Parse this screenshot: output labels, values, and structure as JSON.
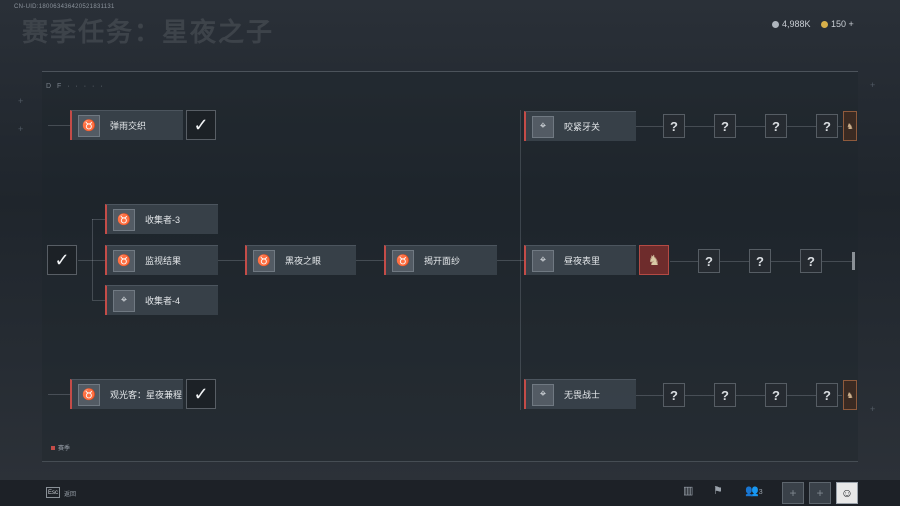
{
  "header": {
    "uid": "CN-UID:180063436420521831131",
    "title": "赛季任务：星夜之子",
    "currency1": "4,988K",
    "currency2": "150",
    "currency2_plus": "+"
  },
  "panel": {
    "header_text": "D F ·  ·  ·  ·  ·"
  },
  "nodes": {
    "a1": "弹雨交织",
    "a2": "观光客：星夜兼程",
    "b1": "收集者-3",
    "b2": "监视结果",
    "b3": "收集者-4",
    "c1": "黑夜之眼",
    "d1": "揭开面纱",
    "e1": "咬紧牙关",
    "e2": "昼夜表里",
    "e3": "无畏战士"
  },
  "icons": {
    "node_icon": "♉",
    "alt_icon": "⌖",
    "check": "✓",
    "unknown": "?",
    "reward": "♞"
  },
  "legend": {
    "label": "赛季"
  },
  "bottom": {
    "esc_key": "Esc",
    "esc_label": "返回",
    "player_count": "3"
  },
  "colors": {
    "accent": "#c44c48"
  }
}
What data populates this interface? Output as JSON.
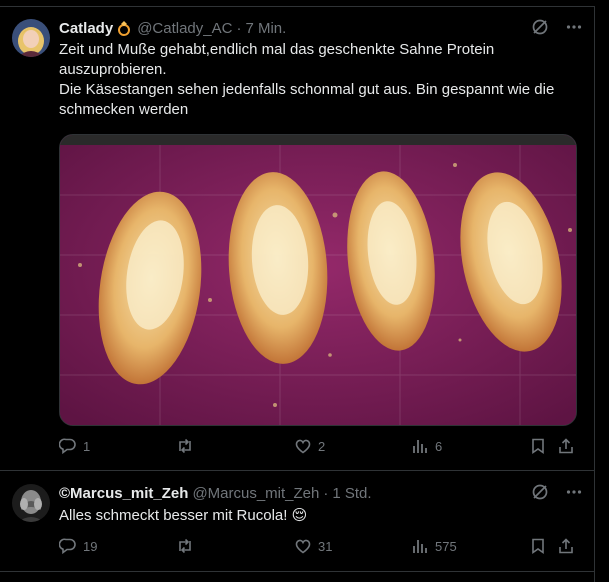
{
  "colors": {
    "background": "#000000",
    "text_primary": "#e7e9ea",
    "text_secondary": "#71767b",
    "divider": "#2f3336",
    "mat": "#7a1a55"
  },
  "tweets": [
    {
      "display_name": "Catlady",
      "badge_icon": "ring-icon",
      "handle": "@Catlady_AC",
      "separator": "·",
      "time": "7 Min.",
      "text_lines": [
        "Zeit und Muße gehabt,endlich mal das geschenkte Sahne Protein",
        "auszuprobieren.",
        "Die Käsestangen sehen jedenfalls schonmal gut aus. Bin gespannt wie die",
        "schmecken werden"
      ],
      "stats": {
        "replies": "1",
        "retweets": "",
        "likes": "2",
        "views": "6"
      }
    },
    {
      "display_name": "©Marcus_mit_Zeh",
      "handle": "@Marcus_mit_Zeh",
      "separator": "·",
      "time": "1 Std.",
      "text_lines": [
        "Alles schmeckt besser mit Rucola! 😌"
      ],
      "stats": {
        "replies": "19",
        "retweets": "",
        "likes": "31",
        "views": "575"
      }
    }
  ]
}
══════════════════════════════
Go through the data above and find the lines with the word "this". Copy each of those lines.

Output below:
Parse this screenshot: output labels, values, and structure as JSON.
What data populates this interface? Output as JSON.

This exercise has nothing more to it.